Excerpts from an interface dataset
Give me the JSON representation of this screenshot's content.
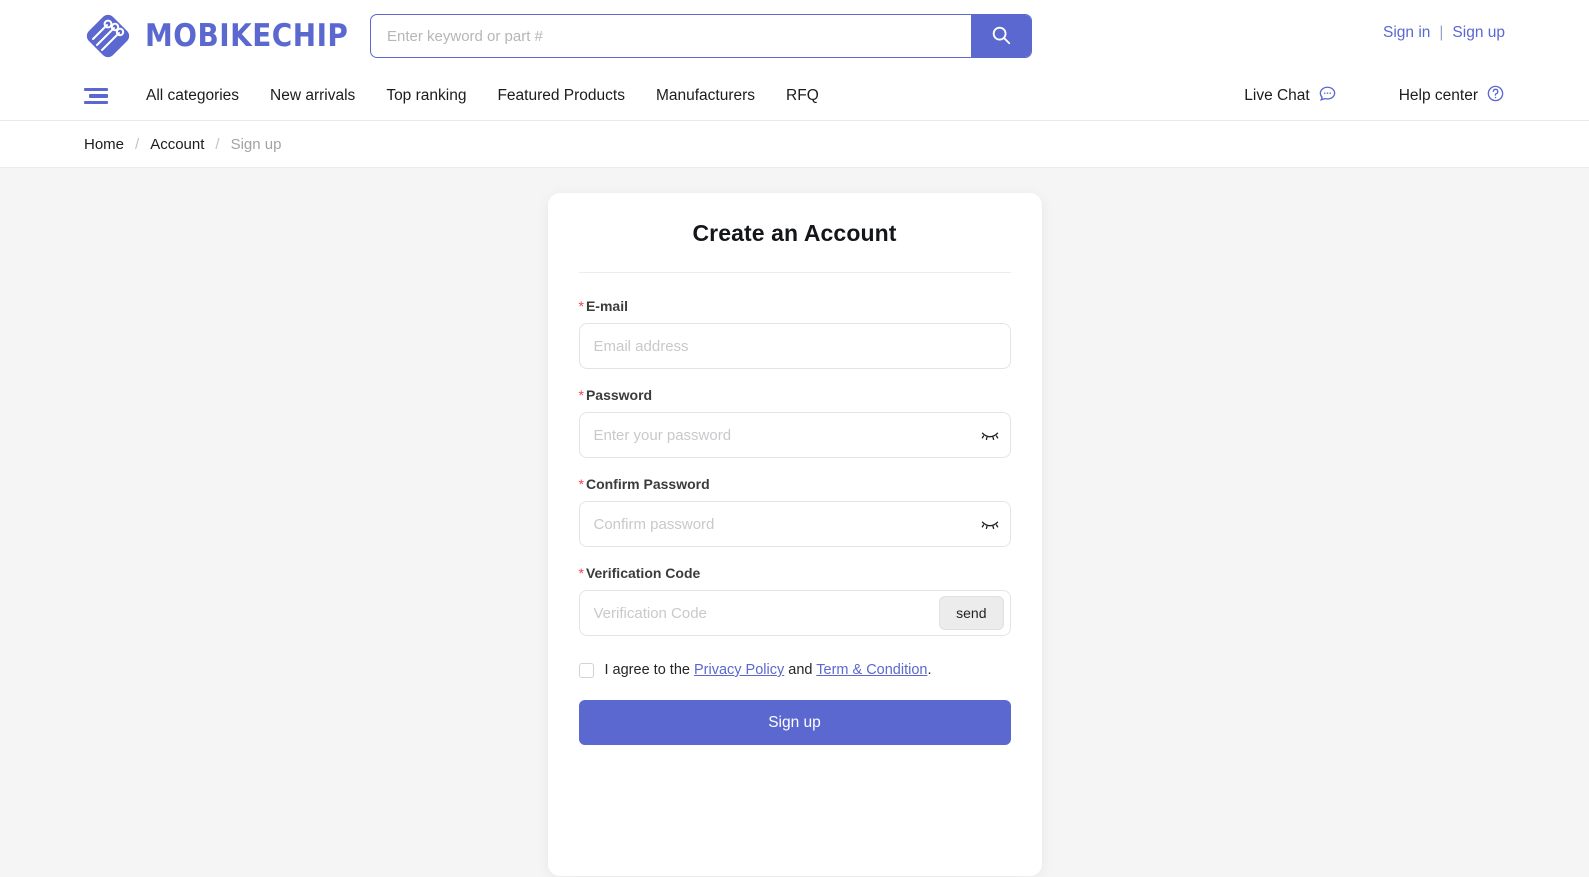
{
  "header": {
    "brand_name": "MOBIKECHIP",
    "brand_icon": "circuit-chip-logo-icon",
    "brand_color": "#5a68cf",
    "search": {
      "placeholder": "Enter keyword or part #",
      "value": "",
      "button_icon": "search-icon"
    },
    "account": {
      "sign_in": "Sign in",
      "separator": "|",
      "sign_up": "Sign up"
    }
  },
  "nav": {
    "menu_icon": "hamburger-menu-icon",
    "links": [
      {
        "label": "All categories"
      },
      {
        "label": "New arrivals"
      },
      {
        "label": "Top ranking"
      },
      {
        "label": "Featured Products"
      },
      {
        "label": "Manufacturers"
      },
      {
        "label": "RFQ"
      }
    ],
    "live_chat": {
      "label": "Live Chat",
      "icon": "chat-bubble-icon"
    },
    "help_center": {
      "label": "Help center",
      "icon": "question-circle-icon"
    }
  },
  "breadcrumb": {
    "home": "Home",
    "sep1": "/",
    "account": "Account",
    "sep2": "/",
    "current": "Sign up"
  },
  "card": {
    "title": "Create an Account",
    "fields": {
      "email": {
        "required_mark": "*",
        "label": "E-mail",
        "placeholder": "Email address",
        "value": ""
      },
      "password": {
        "required_mark": "*",
        "label": "Password",
        "placeholder": "Enter your password",
        "value": "",
        "toggle_icon": "eye-closed-icon"
      },
      "confirm_password": {
        "required_mark": "*",
        "label": "Confirm Password",
        "placeholder": "Confirm password",
        "value": "",
        "toggle_icon": "eye-closed-icon"
      },
      "verification_code": {
        "required_mark": "*",
        "label": "Verification Code",
        "placeholder": "Verification Code",
        "value": "",
        "send_label": "send"
      }
    },
    "agreement": {
      "checked": false,
      "text_before": "I agree to the",
      "privacy_policy": "Privacy Policy",
      "conjunction": "and",
      "terms": "Term & Condition",
      "period": "."
    },
    "submit_label": "Sign up"
  },
  "colors": {
    "accent": "#5a68cf",
    "page_background": "#f5f5f6",
    "required_red": "#f5414f",
    "muted_text": "#a3a3a3"
  }
}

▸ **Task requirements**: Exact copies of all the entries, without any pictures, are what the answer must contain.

▸ **Exercise solution**:
Give me the JSON representation of this screenshot's content.
{
  "header": {
    "brand_name": "MOBIKECHIP",
    "brand_icon": "circuit-chip-logo-icon",
    "brand_color": "#5a68cf",
    "search": {
      "placeholder": "Enter keyword or part #",
      "value": "",
      "button_icon": "search-icon"
    },
    "account": {
      "sign_in": "Sign in",
      "separator": "|",
      "sign_up": "Sign up"
    }
  },
  "nav": {
    "menu_icon": "hamburger-menu-icon",
    "links": [
      {
        "label": "All categories"
      },
      {
        "label": "New arrivals"
      },
      {
        "label": "Top ranking"
      },
      {
        "label": "Featured Products"
      },
      {
        "label": "Manufacturers"
      },
      {
        "label": "RFQ"
      }
    ],
    "live_chat": {
      "label": "Live Chat",
      "icon": "chat-bubble-icon"
    },
    "help_center": {
      "label": "Help center",
      "icon": "question-circle-icon"
    }
  },
  "breadcrumb": {
    "home": "Home",
    "sep1": "/",
    "account": "Account",
    "sep2": "/",
    "current": "Sign up"
  },
  "card": {
    "title": "Create an Account",
    "fields": {
      "email": {
        "required_mark": "*",
        "label": "E-mail",
        "placeholder": "Email address",
        "value": ""
      },
      "password": {
        "required_mark": "*",
        "label": "Password",
        "placeholder": "Enter your password",
        "value": "",
        "toggle_icon": "eye-closed-icon"
      },
      "confirm_password": {
        "required_mark": "*",
        "label": "Confirm Password",
        "placeholder": "Confirm password",
        "value": "",
        "toggle_icon": "eye-closed-icon"
      },
      "verification_code": {
        "required_mark": "*",
        "label": "Verification Code",
        "placeholder": "Verification Code",
        "value": "",
        "send_label": "send"
      }
    },
    "agreement": {
      "checked": false,
      "text_before": "I agree to the",
      "privacy_policy": "Privacy Policy",
      "conjunction": "and",
      "terms": "Term & Condition",
      "period": "."
    },
    "submit_label": "Sign up"
  },
  "colors": {
    "accent": "#5a68cf",
    "page_background": "#f5f5f6",
    "required_red": "#f5414f",
    "muted_text": "#a3a3a3"
  }
}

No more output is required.